INPUT DATA »
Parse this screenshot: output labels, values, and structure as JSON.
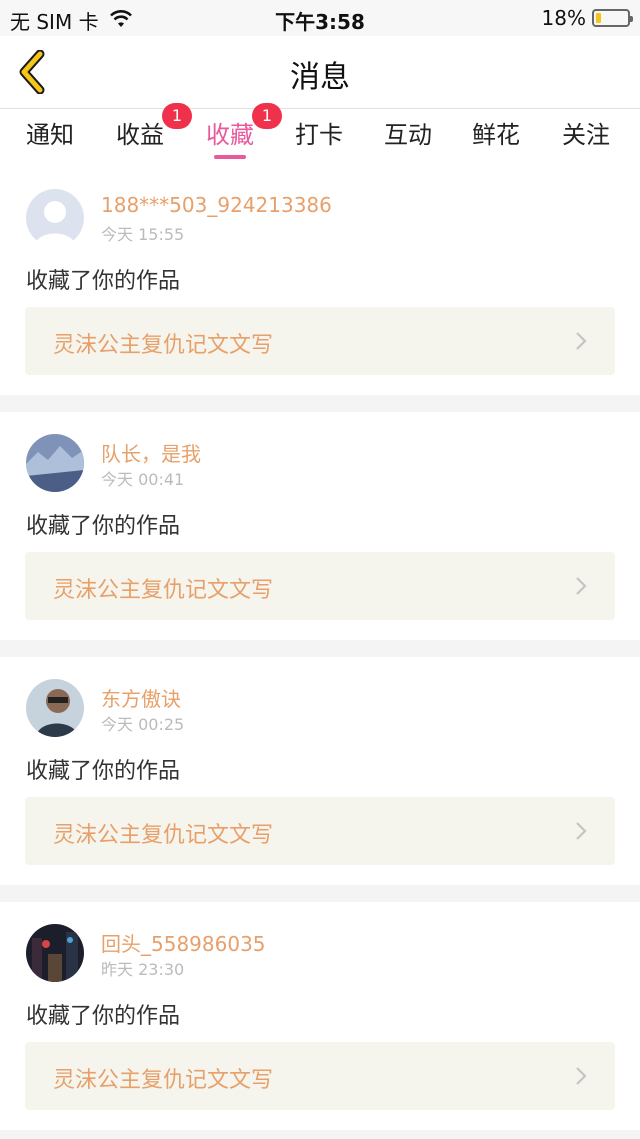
{
  "status_bar": {
    "carrier": "无 SIM 卡",
    "time": "下午3:58",
    "battery_text": "18%",
    "battery_level": 0.18
  },
  "nav": {
    "title": "消息"
  },
  "tabs": [
    {
      "label": "通知",
      "badge": ""
    },
    {
      "label": "收益",
      "badge": "1"
    },
    {
      "label": "收藏",
      "badge": "1",
      "active": true
    },
    {
      "label": "打卡",
      "badge": ""
    },
    {
      "label": "互动",
      "badge": ""
    },
    {
      "label": "鲜花",
      "badge": ""
    },
    {
      "label": "关注",
      "badge": ""
    }
  ],
  "messages": [
    {
      "user": "188***503_924213386",
      "time": "今天 15:55",
      "action": "收藏了你的作品",
      "work": "灵沫公主复仇记文文写",
      "avatar": "default-avatar"
    },
    {
      "user": "队长，是我",
      "time": "今天 00:41",
      "action": "收藏了你的作品",
      "work": "灵沫公主复仇记文文写",
      "avatar": "winter-landscape-avatar"
    },
    {
      "user": "东方傲诀",
      "time": "今天 00:25",
      "action": "收藏了你的作品",
      "work": "灵沫公主复仇记文文写",
      "avatar": "person-photo-avatar"
    },
    {
      "user": "回头_558986035",
      "time": "昨天 23:30",
      "action": "收藏了你的作品",
      "work": "灵沫公主复仇记文文写",
      "avatar": "night-city-avatar"
    }
  ],
  "colors": {
    "accent": "#e85a9c",
    "badge": "#f0314c",
    "username": "#e8a06a",
    "back_icon": "#f5c518"
  }
}
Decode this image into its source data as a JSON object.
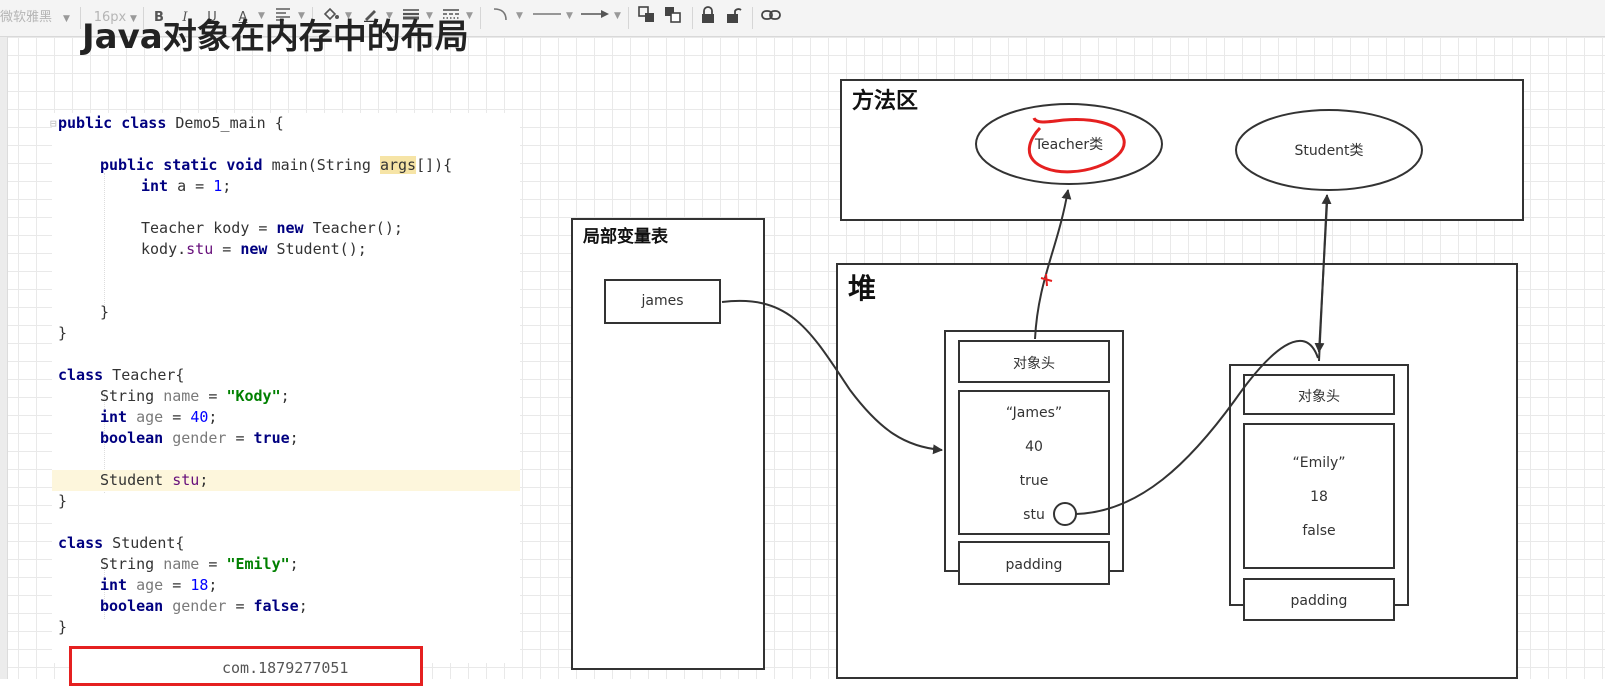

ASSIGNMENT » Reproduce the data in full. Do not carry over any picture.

RESPONSE FOR THIS EXERCISE »
Parse this screenshot: output labels, values, and structure as JSON.
{
  "status_bar": {
    "carrier": "无 SIM 卡",
    "time": "下午3:58",
    "battery_text": "18%",
    "battery_level": 0.18
  },
  "nav": {
    "title": "消息"
  },
  "tabs": [
    {
      "label": "通知",
      "badge": ""
    },
    {
      "label": "收益",
      "badge": "1"
    },
    {
      "label": "收藏",
      "badge": "1",
      "active": true
    },
    {
      "label": "打卡",
      "badge": ""
    },
    {
      "label": "互动",
      "badge": ""
    },
    {
      "label": "鲜花",
      "badge": ""
    },
    {
      "label": "关注",
      "badge": ""
    }
  ],
  "messages": [
    {
      "user": "188***503_924213386",
      "time": "今天 15:55",
      "action": "收藏了你的作品",
      "work": "灵沫公主复仇记文文写",
      "avatar": "default-avatar"
    },
    {
      "user": "队长，是我",
      "time": "今天 00:41",
      "action": "收藏了你的作品",
      "work": "灵沫公主复仇记文文写",
      "avatar": "winter-landscape-avatar"
    },
    {
      "user": "东方傲诀",
      "time": "今天 00:25",
      "action": "收藏了你的作品",
      "work": "灵沫公主复仇记文文写",
      "avatar": "person-photo-avatar"
    },
    {
      "user": "回头_558986035",
      "time": "昨天 23:30",
      "action": "收藏了你的作品",
      "work": "灵沫公主复仇记文文写",
      "avatar": "night-city-avatar"
    }
  ],
  "colors": {
    "accent": "#e85a9c",
    "badge": "#f0314c",
    "username": "#e8a06a",
    "back_icon": "#f5c518"
  }
}
Decode this image into its source data as a JSON object.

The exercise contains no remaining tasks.